§ **Task instructions**
Every line of the records below that holds the word "应用管理" belongs in the answer.

Dataset entries

....................

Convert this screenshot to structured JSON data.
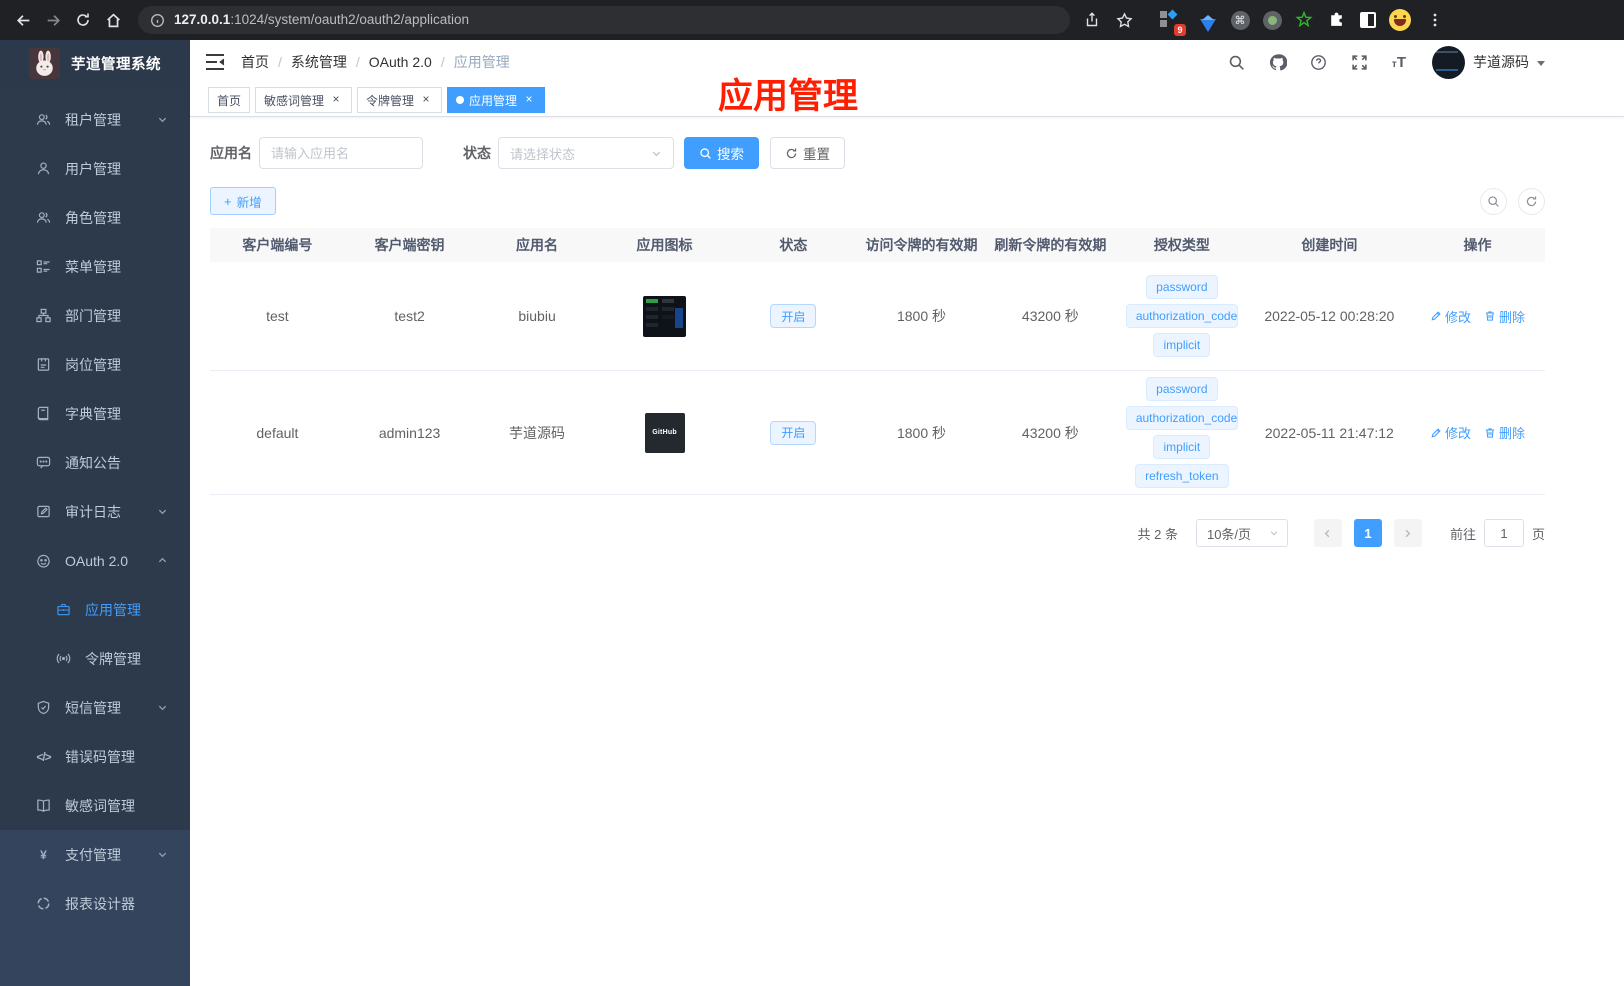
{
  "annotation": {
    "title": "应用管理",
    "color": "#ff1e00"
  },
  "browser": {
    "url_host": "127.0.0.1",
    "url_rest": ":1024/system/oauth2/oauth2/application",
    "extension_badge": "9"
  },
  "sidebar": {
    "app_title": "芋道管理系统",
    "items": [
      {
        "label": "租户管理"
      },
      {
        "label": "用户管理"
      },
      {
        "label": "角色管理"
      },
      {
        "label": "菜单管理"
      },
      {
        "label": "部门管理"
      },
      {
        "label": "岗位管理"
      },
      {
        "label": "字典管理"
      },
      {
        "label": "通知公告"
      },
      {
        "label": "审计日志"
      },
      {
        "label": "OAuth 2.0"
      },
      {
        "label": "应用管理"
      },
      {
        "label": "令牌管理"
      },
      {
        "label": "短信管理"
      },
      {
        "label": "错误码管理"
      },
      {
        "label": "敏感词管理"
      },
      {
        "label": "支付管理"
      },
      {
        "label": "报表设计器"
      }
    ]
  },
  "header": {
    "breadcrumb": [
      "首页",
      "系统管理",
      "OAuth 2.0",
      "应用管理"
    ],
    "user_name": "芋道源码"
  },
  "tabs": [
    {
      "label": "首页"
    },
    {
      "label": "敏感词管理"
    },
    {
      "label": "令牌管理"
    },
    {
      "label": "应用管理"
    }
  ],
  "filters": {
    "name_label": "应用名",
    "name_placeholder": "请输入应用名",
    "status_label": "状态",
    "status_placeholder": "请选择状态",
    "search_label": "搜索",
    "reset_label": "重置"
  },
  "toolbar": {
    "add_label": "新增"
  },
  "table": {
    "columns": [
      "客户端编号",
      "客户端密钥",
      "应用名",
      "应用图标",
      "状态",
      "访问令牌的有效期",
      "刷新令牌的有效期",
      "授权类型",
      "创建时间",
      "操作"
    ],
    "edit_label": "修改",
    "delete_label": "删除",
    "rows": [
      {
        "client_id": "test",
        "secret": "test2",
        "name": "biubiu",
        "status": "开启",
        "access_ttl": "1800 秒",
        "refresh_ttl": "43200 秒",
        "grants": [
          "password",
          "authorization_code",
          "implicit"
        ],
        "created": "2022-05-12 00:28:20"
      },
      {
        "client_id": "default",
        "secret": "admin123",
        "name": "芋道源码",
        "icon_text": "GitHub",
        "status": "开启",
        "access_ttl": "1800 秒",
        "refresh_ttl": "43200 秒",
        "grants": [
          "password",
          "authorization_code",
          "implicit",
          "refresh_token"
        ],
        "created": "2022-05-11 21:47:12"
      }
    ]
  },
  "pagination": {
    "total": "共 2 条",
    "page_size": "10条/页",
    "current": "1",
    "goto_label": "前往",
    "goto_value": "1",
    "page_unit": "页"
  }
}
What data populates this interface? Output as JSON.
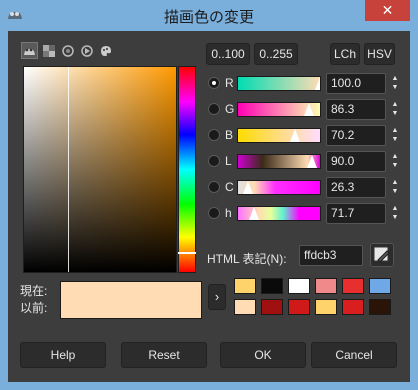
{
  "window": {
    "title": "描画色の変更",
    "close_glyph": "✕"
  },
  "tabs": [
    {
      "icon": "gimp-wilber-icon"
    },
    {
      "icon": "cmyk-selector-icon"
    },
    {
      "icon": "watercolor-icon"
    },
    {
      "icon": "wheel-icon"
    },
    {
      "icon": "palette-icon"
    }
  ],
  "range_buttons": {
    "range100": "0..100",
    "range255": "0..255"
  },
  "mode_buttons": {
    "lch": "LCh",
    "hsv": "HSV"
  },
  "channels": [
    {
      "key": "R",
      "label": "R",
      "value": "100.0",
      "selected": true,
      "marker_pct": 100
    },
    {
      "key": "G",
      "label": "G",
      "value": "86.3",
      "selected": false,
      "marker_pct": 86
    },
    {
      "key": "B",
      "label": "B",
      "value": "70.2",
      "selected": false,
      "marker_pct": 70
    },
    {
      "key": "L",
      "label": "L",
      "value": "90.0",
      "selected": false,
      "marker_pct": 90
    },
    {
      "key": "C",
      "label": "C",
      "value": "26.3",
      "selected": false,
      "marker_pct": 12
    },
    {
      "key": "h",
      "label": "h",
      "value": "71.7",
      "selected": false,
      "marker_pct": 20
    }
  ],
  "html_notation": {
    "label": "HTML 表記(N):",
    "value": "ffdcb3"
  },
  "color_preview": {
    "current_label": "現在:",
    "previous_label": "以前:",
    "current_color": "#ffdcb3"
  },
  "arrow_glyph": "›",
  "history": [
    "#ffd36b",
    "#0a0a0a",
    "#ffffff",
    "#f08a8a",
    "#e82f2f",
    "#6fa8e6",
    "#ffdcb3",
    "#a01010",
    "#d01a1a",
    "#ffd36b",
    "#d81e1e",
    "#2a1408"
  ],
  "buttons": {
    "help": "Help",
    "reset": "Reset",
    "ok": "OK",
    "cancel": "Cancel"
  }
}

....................

§ **Expected answer**
    "title": "应用管理",
        "label": "应用管理"
      "应用管理"
      "label": "应用管理"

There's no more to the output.